Work has begun to clean up and restore the long-closed iconic 107-year-old Roland Water Tower.
The Baltimore-based company Padeens Inc. started environmental cleanup of the tower at West University Parkway and Roland Avenue on Oct. 31 and expects to finish this week, according to Roland Park Civic League President Phil Spevak and league member Al Copp, who is involved in the project.
The $37,300 cleanup, the first phase of a longer project to restore the tower, includes cleaning the interior of debris, "including years accumulation of animal waste, mostly pigeon dung," Copp said in an email Sunday, Nov. 4. He said Padeens would also decontaminate and bird-proof the interior of the building, which are essential before restoration work can begin.
The state legislature last session approved a $250,000 bond bill to clean and restore the tower. A combination of state, city, foundation and neighborhood funding will be used for the cleanup, Copp said. He said the league is working with the city's Department of General Services on the overall project, which calls for restoring the tower, opening a display room of local history inside, and creating a community park around the base of the tower, as called for in the city-approved Greater Roland Park Master Plan.
The league has long sought to fix the tower, a north Baltimore icon located in the Hoes Heights.
The bond bill is a matching grant, meaning that the community must raise $250,000 of its own in a dollar-for-dollar match. Restoration is expected to cost $900,000, and the park and display room are expected to cost another $300,000 to $600,000, bringing the total project cost to between $1.2 and $1.4 million.
Spevak said in February he was optimistic that the league can raise up to $1.4 million.
The eight-sided, 148-foot-tall tower is crumbling at the top under the weight of accumulated pigeon guano. It was deemed structurally sound last year, however, in a city inspection after a rare earthquake in the region.

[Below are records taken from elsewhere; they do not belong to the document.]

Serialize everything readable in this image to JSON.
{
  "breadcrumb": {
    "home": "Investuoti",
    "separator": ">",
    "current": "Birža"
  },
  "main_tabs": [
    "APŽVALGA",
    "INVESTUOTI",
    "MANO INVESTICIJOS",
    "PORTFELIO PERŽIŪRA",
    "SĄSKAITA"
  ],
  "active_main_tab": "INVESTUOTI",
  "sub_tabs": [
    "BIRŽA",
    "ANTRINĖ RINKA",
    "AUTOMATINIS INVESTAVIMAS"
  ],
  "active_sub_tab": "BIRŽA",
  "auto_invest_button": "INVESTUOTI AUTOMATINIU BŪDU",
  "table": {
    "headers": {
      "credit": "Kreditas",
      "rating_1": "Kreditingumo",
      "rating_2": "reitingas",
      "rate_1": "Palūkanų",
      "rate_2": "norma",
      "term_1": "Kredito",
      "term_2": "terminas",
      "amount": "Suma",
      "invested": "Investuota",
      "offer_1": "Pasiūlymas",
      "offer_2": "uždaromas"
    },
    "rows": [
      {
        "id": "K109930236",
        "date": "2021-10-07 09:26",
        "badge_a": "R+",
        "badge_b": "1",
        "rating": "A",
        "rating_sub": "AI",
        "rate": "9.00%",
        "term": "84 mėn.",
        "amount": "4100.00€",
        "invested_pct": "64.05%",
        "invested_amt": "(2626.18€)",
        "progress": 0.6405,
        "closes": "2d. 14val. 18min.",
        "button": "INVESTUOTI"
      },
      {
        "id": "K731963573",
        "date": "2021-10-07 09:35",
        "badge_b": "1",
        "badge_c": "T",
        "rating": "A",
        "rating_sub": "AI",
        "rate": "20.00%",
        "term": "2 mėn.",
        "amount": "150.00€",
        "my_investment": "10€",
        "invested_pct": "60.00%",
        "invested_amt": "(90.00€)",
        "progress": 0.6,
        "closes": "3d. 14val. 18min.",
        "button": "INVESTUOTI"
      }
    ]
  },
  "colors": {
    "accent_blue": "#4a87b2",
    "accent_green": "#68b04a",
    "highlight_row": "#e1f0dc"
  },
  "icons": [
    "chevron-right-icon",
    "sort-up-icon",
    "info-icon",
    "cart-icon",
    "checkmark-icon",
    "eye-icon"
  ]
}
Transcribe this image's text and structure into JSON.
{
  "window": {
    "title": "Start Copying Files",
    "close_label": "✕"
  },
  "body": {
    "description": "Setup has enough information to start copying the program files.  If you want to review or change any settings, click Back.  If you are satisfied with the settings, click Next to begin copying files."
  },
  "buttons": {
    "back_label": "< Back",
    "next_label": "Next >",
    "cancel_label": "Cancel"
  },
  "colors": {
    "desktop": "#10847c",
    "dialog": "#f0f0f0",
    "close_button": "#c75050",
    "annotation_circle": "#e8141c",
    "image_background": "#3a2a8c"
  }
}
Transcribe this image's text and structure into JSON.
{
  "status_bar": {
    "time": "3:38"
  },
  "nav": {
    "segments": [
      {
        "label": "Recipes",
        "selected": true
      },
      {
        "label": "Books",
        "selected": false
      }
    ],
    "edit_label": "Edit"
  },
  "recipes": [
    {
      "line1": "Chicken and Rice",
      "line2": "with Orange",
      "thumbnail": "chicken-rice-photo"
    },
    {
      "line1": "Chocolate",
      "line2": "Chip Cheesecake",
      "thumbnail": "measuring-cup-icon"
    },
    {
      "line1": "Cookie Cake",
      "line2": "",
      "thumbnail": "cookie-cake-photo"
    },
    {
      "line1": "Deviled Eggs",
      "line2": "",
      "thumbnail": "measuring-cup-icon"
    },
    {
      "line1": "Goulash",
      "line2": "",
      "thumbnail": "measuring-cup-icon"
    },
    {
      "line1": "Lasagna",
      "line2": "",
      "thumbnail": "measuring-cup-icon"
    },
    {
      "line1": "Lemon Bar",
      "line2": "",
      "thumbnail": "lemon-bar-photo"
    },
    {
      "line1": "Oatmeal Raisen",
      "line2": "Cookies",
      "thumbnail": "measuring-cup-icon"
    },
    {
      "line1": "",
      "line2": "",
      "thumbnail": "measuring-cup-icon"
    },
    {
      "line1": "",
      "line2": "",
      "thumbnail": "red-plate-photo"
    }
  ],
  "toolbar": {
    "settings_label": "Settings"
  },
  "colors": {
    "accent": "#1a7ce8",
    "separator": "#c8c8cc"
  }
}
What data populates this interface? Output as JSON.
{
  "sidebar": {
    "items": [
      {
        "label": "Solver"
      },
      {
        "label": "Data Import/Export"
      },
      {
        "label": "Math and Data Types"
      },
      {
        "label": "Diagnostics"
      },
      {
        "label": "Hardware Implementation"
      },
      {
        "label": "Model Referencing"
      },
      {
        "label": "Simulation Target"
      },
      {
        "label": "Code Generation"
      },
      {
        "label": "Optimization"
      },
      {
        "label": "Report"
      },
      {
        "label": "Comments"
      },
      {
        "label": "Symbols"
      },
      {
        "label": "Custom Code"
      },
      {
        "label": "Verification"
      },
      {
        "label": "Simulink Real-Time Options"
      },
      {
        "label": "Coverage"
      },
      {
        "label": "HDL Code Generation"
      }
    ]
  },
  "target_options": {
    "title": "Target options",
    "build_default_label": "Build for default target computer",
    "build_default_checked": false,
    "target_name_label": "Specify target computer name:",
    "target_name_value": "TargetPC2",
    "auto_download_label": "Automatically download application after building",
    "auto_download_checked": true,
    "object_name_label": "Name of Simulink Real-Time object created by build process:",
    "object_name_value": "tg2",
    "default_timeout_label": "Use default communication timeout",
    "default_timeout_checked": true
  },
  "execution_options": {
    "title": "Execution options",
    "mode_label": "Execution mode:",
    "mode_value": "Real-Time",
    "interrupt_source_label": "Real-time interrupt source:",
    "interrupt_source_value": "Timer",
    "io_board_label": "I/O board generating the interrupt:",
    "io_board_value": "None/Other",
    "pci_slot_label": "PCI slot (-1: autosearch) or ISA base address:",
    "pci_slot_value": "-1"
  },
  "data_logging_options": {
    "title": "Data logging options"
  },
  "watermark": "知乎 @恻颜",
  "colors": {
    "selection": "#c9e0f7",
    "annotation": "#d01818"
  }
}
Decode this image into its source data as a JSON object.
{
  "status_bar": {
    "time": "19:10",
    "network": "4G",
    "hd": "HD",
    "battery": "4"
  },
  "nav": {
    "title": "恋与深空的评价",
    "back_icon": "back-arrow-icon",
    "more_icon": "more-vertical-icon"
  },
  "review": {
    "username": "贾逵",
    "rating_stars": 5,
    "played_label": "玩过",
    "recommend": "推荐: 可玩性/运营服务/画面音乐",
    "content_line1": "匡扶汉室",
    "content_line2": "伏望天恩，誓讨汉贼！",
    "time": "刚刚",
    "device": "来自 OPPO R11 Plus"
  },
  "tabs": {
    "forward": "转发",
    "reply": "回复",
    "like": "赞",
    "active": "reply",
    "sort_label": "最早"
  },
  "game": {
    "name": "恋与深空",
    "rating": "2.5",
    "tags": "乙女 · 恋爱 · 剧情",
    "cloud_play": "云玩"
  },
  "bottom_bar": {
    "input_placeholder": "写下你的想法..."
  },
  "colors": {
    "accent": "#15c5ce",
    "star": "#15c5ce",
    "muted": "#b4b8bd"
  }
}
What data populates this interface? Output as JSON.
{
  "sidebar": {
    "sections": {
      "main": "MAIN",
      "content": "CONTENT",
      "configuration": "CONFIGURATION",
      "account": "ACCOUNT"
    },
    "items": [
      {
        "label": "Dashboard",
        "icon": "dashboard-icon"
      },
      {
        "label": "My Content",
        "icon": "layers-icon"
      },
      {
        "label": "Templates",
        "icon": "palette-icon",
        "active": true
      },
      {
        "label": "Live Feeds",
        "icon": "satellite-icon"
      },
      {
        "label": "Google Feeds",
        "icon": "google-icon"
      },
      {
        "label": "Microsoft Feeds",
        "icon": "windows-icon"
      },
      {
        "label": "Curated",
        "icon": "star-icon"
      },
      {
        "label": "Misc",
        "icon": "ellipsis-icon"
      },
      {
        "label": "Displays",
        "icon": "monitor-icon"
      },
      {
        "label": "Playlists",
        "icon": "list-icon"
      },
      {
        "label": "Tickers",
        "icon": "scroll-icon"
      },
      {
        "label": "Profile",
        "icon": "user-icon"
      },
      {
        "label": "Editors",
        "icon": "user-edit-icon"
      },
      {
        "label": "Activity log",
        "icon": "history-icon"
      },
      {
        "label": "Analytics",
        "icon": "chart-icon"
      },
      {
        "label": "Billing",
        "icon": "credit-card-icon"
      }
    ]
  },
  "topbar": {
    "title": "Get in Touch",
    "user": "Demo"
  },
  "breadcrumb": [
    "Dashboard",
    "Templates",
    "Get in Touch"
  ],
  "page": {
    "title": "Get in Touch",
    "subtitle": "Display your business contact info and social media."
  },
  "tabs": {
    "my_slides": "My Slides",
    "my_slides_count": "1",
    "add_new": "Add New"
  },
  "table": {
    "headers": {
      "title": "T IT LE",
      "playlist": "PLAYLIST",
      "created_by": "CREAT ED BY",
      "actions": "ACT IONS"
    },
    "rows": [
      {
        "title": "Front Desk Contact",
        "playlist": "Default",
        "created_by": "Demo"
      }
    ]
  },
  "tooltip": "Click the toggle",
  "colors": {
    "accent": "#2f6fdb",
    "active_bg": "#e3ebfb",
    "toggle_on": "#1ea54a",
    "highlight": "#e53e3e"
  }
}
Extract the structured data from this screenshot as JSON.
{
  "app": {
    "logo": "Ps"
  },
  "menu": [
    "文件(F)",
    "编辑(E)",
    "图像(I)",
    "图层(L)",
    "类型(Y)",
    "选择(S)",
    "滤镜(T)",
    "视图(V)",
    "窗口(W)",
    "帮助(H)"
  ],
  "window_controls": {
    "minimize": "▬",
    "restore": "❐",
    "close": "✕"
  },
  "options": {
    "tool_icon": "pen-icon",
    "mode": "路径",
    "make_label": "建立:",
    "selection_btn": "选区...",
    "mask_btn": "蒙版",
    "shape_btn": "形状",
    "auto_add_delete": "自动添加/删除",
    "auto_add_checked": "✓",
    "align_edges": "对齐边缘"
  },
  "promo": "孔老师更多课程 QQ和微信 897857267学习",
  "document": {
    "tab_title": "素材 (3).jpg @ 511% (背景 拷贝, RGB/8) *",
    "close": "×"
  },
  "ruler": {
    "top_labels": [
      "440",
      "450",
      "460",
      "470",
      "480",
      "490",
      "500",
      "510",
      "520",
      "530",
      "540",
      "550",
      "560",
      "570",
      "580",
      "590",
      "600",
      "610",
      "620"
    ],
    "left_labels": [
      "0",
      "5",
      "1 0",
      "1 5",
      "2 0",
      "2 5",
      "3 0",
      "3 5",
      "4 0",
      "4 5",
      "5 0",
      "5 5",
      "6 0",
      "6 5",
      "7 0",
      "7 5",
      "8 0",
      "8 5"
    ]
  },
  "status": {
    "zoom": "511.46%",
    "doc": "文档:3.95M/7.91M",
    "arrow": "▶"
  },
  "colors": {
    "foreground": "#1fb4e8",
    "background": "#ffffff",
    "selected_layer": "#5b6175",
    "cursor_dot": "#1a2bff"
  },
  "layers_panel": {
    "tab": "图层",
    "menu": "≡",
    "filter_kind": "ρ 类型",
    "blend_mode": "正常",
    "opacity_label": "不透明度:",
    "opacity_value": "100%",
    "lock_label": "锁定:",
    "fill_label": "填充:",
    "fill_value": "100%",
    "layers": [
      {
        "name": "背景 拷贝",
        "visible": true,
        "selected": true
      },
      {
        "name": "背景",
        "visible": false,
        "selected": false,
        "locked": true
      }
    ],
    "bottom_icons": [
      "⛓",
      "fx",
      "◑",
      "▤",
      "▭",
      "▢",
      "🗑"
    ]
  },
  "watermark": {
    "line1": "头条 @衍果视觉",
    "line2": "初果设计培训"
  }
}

The tower, with a granite base, brick walls and limestone trim, was built in 1904 in the Italianate architectural style and was used as a water tower until the advent of the city's reservoir system in the 1930s.